Editor’s note: My review originally ran during SXSW earlier this year, but we’re posting it again as the film hits theaters this weekend.
Some filmmakers, no matter how hard they may try to appeal to the masses, can never escape the label of acquired taste. Others don’t even try though instead preferring to speak to a smaller and more receptive core audience.
Kevin Smith is a good example of the former. Rob Zombie is a better example of the latter.
Zombie makes movies for himself, and he’ll be the first to tell you that not only will the majority of viewers hate his films but that he simply doesn’t care. That’s more than evident in his four previous features as they presented worlds filled with ugly and foul violence while being devoid of humor and joy. His new film, The Lords of Salem, continues that trend of not giving a damn, but something is visibly and unexpectedly amiss.
Rob Zombie has discovered how to have fun…even if some of it is unintentional.
We first meet Heidi Hawthorne (Sheri Moon Zombie) and her ass lying naked on her bed in a dimly lit apartment. She’s part of a radio DJ trio in Salem, MA that also includes Herman (Ken Foree) and Herman Whitey (Jeff Daniel Phillips). The two Hermans are easy to distinguish because Whitey looks like the runner-up in a Rob Zombie lookalike contest. Heidi receives a strange LP by a band calling themselves The Lords, but the opening track affects her in odd ways. She starts having weirdly violent dreams and visions regarding the city’s past dabbling in witch-burning and the like, and a supposedly empty apartment down the hall gets a mysterious new tenant who beckons her with neon lights and bestial sex. Looks like she picked a bad day to quit mainlining heroin.

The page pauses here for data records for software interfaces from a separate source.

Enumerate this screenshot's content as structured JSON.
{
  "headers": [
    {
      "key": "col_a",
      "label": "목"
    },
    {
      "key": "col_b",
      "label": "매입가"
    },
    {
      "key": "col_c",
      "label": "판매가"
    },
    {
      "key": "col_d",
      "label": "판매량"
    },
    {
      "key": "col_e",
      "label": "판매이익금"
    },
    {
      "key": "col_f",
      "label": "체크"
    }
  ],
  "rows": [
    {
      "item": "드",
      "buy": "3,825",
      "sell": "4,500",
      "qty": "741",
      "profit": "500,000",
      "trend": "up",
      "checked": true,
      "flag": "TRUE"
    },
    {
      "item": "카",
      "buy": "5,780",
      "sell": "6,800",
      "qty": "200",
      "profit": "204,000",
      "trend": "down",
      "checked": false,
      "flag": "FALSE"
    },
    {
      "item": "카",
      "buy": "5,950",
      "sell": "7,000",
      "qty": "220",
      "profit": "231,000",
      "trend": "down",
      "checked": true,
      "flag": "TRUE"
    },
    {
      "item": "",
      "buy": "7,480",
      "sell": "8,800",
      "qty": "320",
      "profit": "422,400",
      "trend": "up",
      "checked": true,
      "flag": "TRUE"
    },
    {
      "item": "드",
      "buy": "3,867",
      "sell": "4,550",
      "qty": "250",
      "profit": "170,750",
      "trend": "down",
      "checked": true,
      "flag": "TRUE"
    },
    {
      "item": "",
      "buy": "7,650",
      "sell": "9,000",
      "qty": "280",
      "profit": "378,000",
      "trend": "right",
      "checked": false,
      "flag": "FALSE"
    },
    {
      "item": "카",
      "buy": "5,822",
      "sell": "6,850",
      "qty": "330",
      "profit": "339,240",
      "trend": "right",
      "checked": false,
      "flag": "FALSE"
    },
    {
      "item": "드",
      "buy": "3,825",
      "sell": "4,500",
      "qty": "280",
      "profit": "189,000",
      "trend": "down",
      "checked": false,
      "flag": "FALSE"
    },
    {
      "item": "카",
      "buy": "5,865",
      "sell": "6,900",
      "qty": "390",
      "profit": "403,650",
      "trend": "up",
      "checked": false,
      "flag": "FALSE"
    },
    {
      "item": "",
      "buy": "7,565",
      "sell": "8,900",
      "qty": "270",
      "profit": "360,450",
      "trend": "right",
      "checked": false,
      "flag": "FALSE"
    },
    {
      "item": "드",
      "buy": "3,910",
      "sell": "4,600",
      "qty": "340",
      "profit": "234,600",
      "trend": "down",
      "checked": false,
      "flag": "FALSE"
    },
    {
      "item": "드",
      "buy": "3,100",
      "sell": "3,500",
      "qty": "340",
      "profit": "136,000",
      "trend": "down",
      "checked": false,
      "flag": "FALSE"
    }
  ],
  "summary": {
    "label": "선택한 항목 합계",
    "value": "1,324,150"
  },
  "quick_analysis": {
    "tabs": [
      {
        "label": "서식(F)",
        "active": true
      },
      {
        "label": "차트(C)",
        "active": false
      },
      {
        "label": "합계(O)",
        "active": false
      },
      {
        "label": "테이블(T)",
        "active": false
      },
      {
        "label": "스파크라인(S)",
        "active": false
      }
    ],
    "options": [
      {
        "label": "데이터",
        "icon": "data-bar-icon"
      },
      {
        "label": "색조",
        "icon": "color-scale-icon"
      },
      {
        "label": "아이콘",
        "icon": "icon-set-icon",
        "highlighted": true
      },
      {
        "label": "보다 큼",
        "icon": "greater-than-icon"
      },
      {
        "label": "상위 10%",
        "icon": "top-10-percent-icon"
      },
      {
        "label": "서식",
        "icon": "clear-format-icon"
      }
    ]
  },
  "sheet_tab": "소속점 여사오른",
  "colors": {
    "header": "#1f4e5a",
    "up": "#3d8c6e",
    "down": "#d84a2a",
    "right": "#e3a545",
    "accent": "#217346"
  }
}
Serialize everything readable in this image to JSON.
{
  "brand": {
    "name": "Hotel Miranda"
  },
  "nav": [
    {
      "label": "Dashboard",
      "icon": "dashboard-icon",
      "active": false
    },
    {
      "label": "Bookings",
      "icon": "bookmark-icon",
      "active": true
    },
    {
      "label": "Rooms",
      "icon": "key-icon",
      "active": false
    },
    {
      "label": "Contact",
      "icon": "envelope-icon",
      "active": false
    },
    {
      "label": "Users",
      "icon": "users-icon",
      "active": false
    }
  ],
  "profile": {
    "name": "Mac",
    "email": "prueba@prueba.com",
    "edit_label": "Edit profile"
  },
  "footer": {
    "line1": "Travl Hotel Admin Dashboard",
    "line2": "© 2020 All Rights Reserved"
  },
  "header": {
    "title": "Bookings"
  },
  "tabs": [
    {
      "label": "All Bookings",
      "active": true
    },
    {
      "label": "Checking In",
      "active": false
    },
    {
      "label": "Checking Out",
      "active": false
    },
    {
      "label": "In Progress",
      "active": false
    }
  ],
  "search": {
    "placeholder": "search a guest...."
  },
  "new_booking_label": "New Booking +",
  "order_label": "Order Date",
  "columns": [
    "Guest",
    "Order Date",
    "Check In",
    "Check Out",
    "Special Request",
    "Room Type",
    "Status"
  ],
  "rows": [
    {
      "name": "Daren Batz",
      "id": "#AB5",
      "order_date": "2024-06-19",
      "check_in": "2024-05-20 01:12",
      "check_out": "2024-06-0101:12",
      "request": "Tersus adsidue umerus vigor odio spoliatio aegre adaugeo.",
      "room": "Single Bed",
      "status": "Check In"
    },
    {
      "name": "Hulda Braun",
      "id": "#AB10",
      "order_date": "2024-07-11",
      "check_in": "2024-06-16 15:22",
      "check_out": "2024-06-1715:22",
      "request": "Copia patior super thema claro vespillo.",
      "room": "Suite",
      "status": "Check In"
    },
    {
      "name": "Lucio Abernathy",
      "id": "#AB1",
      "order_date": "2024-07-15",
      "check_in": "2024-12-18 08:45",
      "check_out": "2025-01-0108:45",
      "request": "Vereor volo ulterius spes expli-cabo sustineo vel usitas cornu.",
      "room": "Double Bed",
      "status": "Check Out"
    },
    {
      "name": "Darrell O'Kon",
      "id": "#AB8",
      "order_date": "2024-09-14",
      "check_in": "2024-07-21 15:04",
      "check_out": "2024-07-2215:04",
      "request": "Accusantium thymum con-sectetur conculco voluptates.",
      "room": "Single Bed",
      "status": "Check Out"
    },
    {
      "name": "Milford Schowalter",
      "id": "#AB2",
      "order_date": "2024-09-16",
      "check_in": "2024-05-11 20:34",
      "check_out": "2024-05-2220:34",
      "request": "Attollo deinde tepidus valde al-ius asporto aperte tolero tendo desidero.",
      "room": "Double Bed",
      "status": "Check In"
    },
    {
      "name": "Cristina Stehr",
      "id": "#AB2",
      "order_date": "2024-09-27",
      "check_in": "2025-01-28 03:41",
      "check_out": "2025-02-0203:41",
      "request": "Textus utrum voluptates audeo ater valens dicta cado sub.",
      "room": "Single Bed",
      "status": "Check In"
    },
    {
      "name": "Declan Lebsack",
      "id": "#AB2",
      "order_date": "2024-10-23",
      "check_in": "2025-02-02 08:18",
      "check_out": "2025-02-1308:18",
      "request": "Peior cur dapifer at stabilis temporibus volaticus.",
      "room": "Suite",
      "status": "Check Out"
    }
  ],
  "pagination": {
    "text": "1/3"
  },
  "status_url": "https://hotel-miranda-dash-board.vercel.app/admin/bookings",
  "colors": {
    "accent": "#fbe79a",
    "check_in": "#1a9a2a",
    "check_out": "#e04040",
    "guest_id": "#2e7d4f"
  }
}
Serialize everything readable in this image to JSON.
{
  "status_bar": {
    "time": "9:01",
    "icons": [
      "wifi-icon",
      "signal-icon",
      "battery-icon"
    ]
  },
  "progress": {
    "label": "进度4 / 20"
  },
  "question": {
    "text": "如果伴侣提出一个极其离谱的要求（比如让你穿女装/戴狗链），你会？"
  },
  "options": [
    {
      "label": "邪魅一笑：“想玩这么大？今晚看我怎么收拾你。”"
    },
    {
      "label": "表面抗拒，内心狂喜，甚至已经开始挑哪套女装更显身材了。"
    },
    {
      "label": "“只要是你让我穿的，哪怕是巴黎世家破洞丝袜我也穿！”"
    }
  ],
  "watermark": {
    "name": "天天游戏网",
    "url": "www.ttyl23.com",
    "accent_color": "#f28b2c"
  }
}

Further plot synopsis is unnecessary as most viewers will have a pretty solid idea where things are heading early on, but what the film lacks in narrative surprise it almost makes up for in gleeful, batshit craziness. Old ladies strip down to their nekkid bits, a baby is licked and spat upon by Meg Foster (recognizable only by her eyes), a possessed priest takes some forceful oral pleasuring, old-school torture devices are put to nightmarish use and the dancing, cooked turkey demon thing… well, you will be entertained.
But there are other elements that work, too. Bruce Davison shows enthusiasm as a writer investigating The Lords and their connection to Heidi, the score by Griffin Boice and John 5 maintains a strong and deep base feel that sets an unsettling tone early on, the radio station scenes show a loose and fun chemistry and most welcome of all, the Whitey character (and Phillips’ performance) represent the first truly enjoyable and kind character in a Zombie film.
As much progress as Zombie has made though as both a writer and director, he continues to make the increasingly bad call of casting his wife in speaking roles. She simply doesn’t have the acting chops to make Heidi an interesting or sympathetic lead, so when bad things start happening we’re left feeling far more interested in Davison’s investigation than in Heidi’s fate.
The script is equally at fault there as the influence of European horror films creeps in to the point where Zombie feels no obligation to explain things in any real way. Other issues pop up throughout, though, that seem to do more with laziness and budgetary concerns. Heidi’s building exterior shows windows every 5 feet, but there’s not a single one visible in her apartment. (Or in the bigfoot impregnation one either.) The first appearance of Heidi’s last name on a computer screen is misspelled in big bold letters. Logic and relevance gaps appear and grow regarding a concert, an AA meeting, a pregnancy and the ending itself.
It’s also ridiculously dull at times, as the camera rests on Moon Zombie’s face for extended periods of time with no purpose or tries to make the limited streets of Salem feel ominous without success. The supporting cast members, while eclectic and often entertaining, don’t seem to be on the same page as to what tone to take with their performances. Some go big while others play it dead straight.
The Lords of Salem is a surprise in that it’s somewhat entertaining and goofy instead of off-putting and cold. It’s not clear how much of the humor was intentional, but that’s not really important to your enjoyment. To be clear, this isn’t a case of “so bad it’s good.” This is so offbeat and unexpected it’s almost good.
The Upside: The de-feathered and dancing turkey/midget; some visually stylish cinematography; effective score; the dog lives.
The Downside: Predictable story; too many dull stretches; Sheri Moon Zombie still hasn’t learned how to show expressions or emotions.
On the Side: Richard Lynch died during filming so an entire subplot involving additional flashbacks was left unfinished.